By late summer, the leaves of pumpkins and winter squash often appear
more white than green as a result of powdery mildew infection. This disease
is common on cucurbits, not just in the U.S. but around the world. All
species of cucurbit crops are susceptible, although resistant varieties
are available. In some years and locations the disease can cause major
reductions in production and/or fruit quality, and thus, profitability.
Damage can be diverse. Not only can powdery mildew reduce
yields because of decreased fruit size or number, but the premature senescence
of infected leaves can also result in lower market quality if fruit become
sunburned, or if they ripen prematurely. Winter squash that are infected
with powdery mildew may not keep as long in storage. Infected melons
may have low soluble solids and poor flavor. Pumpkins with powdery mildew
infection often have poor rind color and shriveled handles, and speckling
or other imperfections on their rinds. In addition, powdery mildew infection
predisposes plants to other diseases, such as gummy stem blight (also known
as black rot).
Powdery mildew is an aptly-named disease, because it is characterized
by a pure white ‘fuzzy’ growth on the upper and lower leaf surface, petioles
and stems. The white powder is actually made up fungal spores called conidia,
which are spread by wind. Unlike many other foliar diseases, powdery mildew

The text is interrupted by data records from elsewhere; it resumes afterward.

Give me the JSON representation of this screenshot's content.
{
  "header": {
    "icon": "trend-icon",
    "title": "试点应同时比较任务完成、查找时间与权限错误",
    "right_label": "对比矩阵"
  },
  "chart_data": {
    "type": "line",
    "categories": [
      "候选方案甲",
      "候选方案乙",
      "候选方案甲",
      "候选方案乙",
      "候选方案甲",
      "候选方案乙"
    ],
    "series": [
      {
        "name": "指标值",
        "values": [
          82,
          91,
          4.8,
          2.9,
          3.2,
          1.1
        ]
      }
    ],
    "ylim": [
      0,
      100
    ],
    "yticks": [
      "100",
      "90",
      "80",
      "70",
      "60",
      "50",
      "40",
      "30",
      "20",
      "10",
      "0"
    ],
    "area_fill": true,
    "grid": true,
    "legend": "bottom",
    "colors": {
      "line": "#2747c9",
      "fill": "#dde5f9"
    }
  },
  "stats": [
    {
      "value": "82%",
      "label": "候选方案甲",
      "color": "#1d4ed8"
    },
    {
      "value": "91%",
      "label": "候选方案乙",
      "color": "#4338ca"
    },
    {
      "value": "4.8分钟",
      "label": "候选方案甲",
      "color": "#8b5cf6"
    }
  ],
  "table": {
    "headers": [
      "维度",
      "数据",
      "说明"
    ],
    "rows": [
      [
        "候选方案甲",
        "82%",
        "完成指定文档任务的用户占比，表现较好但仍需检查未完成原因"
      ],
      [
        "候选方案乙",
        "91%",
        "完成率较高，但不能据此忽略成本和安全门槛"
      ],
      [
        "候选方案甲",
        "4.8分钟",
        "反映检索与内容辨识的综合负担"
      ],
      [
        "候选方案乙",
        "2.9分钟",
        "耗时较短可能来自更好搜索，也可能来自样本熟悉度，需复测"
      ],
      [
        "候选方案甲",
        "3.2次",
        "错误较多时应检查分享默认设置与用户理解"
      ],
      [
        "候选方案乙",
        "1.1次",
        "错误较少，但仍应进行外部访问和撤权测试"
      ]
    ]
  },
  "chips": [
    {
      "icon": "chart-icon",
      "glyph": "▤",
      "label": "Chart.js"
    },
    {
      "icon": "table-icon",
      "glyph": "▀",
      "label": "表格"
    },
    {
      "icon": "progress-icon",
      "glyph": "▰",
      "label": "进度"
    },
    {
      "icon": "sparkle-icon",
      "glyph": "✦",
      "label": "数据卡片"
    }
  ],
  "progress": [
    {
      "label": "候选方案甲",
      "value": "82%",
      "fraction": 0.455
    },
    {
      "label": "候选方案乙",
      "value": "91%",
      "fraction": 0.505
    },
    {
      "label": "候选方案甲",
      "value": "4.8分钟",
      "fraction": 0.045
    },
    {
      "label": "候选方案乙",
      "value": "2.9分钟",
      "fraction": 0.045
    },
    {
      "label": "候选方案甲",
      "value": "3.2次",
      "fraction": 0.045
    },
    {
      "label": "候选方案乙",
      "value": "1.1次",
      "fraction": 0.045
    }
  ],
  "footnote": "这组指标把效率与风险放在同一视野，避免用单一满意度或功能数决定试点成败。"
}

tends to develop and spread rapidly under dry conditions, without rainfall,
although it does thrive in high relative humidity.
Have spore, will travel. Powdery mildew spreads via
airborne conidia. It is believed that the disease moves up the east coast
to new plantings from locations where cucurbit crops are grown earlier
in the year. It’s also possible to have local sources of initial infection,
from greenhouse-grown cucurbits and verbena planted prior to field production.
In addition, successive cucurbit plantings can lead to the spread of infection
from field to field on a farm so new plantings should be physically separated
from older plantings to limit the movement of conidia.
Powdery mildew can spread quickly because it only takes 3 to 7 days
from initial infection to the appearance of symptoms, and a large number
of conidia can be produced in a short time. Favorable conditions for the
disease include dense plant growth, low light intensity and high relative
humidity. Infection can occur at 50 to 90 degrees F but 68 to 80 degrees
F is ideal. If it gets very hot, over 100 degrees F, the disease does not
Resistant varieties. An increasing number of cucurbit
varieties are available that have some resistance to powdery mildew. The
use of these varieties does not necessarily assure that powdery mildew
will not become a problem, but rather, it can delay the onset of the disease
or slow its development. Varieties that get their resistance from both
parent lines (homozygous) are more effective than those that get resistance
from just one parent (heterozygous). In catalogs these two types of varieties
may be described as resistant and tolerant, respectively.
The best way to manage powdery mildew on organic farms is to use
varieties with resistance to powdery mildew in combination with timely
applications of an effective, organically approved fungicide.
Find it early. Once you can easily see signs of powdery
mildew when walking through a field, it is too late to apply any treatments
for control. Organically-approved fungicides (as well as conventional materials)
work by preventing infection of healthy tissue, so starting treatment early
is key to their effectiveness. Uncontrollable, established powdery mildew
colonies [spots?] not only do not disappear when treated, they continue
producing 100s of spores. These give the spots their powdery appearance.
The more spores, the more opportunity that some will land by chance on
leaf tissue lacking spray deposit.
Start by scouting the oldest cucurbit plantings once a week as soon
as the first fruit start to enlarge. Examine 50 leaves by looking closely
at the top and underside of 5 old crown leaves in 10 different locations
in a field. The first signs of the disease are typically seen on shaded
lower leaves, on the leaf undersides.
What to spray. There are quite a few materials that
are labeled for control of powdery mildew that can be used by organic farmers.
Many of these materials, including several bio-fungicides, can provide
some suppression of the disease if applied in a timely fashion. However,
only a few materials provide consistent levels of control, according to
ongoing research by Dr. Meg McGrath at Cornell’s Long Island Horticultural
Research and Extension Center. Her studies show that sulfur and ‘stylet’
oil are the most effective materials for managing powdery mildew. Fixed
copper fungicides have overall been less effective, but can be highly effective,
perhaps reflecting variation among formulations, Organic farmers should
check with their certifying agent before applying any of these materials
to be sure they use an approved formulation.